A man walks into McClain’s with an awkward look on his face. Kam senses it immediately. “What’s up?” she says. “I, uh, I threw my cup away on accident but I wanted a refill.” He kind of shrugs his shoulders. If you bring your original cup back in you can get a refill for only a quarter. He knows this. “You know what man, it’s okay. I see you in here a lot. What is it that you were drinking?” Kam smiles and reaches for the cup. A relieved look washes across his face. Kam laughs loudly. Her laughter fills the whole room. This is her take on customer service. She’s nice to the people who she deems worthy and she’s feisty with the ones she senses need a reality check. It’s revolutionary to say the least. But hey, who’s to say you’d do it any differently if it were you behind the counter?
Hour and a half interview with Kam McClain
Half an hour interview with Tim O’Donovan
Weekly observing once or twice a week for ten weeks
Yelp reviews of McClain’s
Email correspondences with two unhappy former customers of McClain’s

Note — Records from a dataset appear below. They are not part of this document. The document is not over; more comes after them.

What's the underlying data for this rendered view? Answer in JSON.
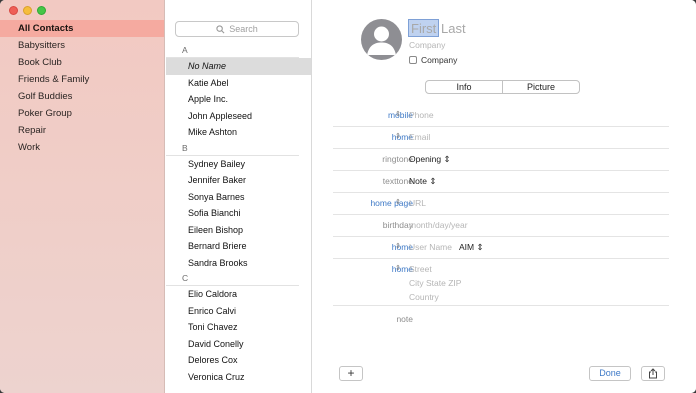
{
  "sidebar": {
    "groups": [
      "All Contacts",
      "Babysitters",
      "Book Club",
      "Friends & Family",
      "Golf Buddies",
      "Poker Group",
      "Repair",
      "Work"
    ]
  },
  "list": {
    "search_placeholder": "Search",
    "sections": {
      "a": {
        "header": "A",
        "contacts": [
          "No Name",
          "Katie Abel",
          "Apple Inc.",
          "John Appleseed",
          "Mike Ashton"
        ]
      },
      "b": {
        "header": "B",
        "contacts": [
          "Sydney Bailey",
          "Jennifer Baker",
          "Sonya Barnes",
          "Sofia Bianchi",
          "Eileen Bishop",
          "Bernard Briere",
          "Sandra Brooks"
        ]
      },
      "c": {
        "header": "C",
        "contacts": [
          "Elio Caldora",
          "Enrico Calvi",
          "Toni Chavez",
          "David Conelly",
          "Delores Cox",
          "Veronica Cruz"
        ]
      }
    }
  },
  "detail": {
    "first_placeholder": "First",
    "last_placeholder": "Last",
    "company_placeholder": "Company",
    "company_checkbox_label": "Company",
    "tabs": [
      "Info",
      "Picture"
    ],
    "fields": {
      "phone": {
        "label": "mobile",
        "value": "Phone"
      },
      "email": {
        "label": "home",
        "value": "Email"
      },
      "ringtone": {
        "label": "ringtone",
        "value": "Opening"
      },
      "texttone": {
        "label": "texttone",
        "value": "Note"
      },
      "homepage": {
        "label": "home page",
        "value": "URL"
      },
      "birthday": {
        "label": "birthday",
        "value": "month/day/year"
      },
      "im": {
        "label": "home",
        "value": "User Name",
        "service": "AIM"
      },
      "address": {
        "label": "home",
        "street": "Street",
        "city_line": "City  State  ZIP",
        "country": "Country"
      },
      "note": {
        "label": "note"
      }
    },
    "add_button": "+",
    "done_button": "Done"
  }
}
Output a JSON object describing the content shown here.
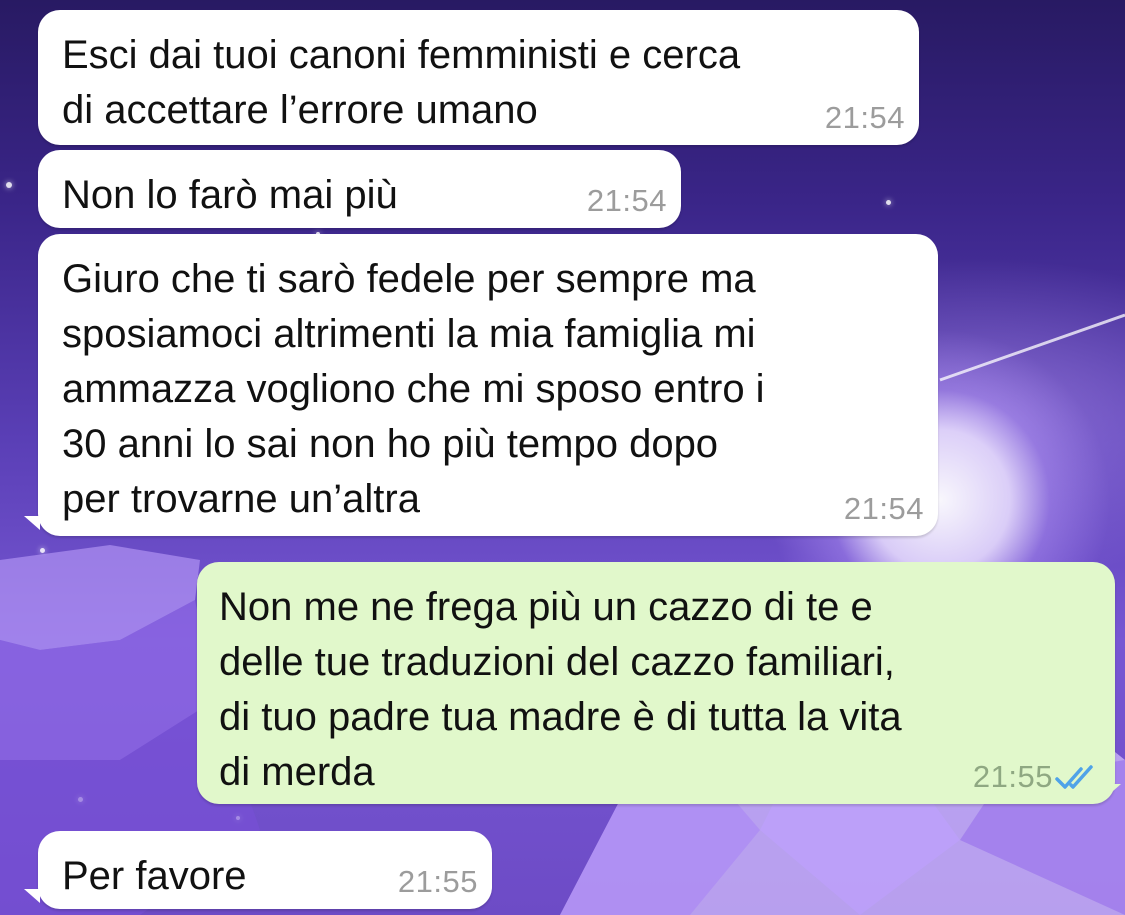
{
  "colors": {
    "incoming_bubble": "#ffffff",
    "outgoing_bubble": "#e1f8cb",
    "read_ticks": "#4fa3e8"
  },
  "messages": [
    {
      "direction": "incoming",
      "text": "Esci dai tuoi canoni femministi e cerca\ndi accettare l’errore umano",
      "time": "21:54"
    },
    {
      "direction": "incoming",
      "text": "Non lo farò mai più",
      "time": "21:54"
    },
    {
      "direction": "incoming",
      "text": "Giuro che ti sarò fedele per sempre ma\nsposiamoci altrimenti la mia famiglia mi\nammazza vogliono che mi sposo entro i\n30 anni lo sai non ho più tempo dopo\nper trovarne un’altra",
      "time": "21:54"
    },
    {
      "direction": "outgoing",
      "text": "Non me ne frega più un cazzo di te e\ndelle tue traduzioni del cazzo familiari,\ndi tuo padre tua madre è di tutta la vita\ndi merda",
      "time": "21:55",
      "status_icon": "double-check-read-icon"
    },
    {
      "direction": "incoming",
      "text": "Per favore",
      "time": "21:55"
    }
  ]
}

Statistics from the Census Bureau
Statistics from the New York Times and College News websites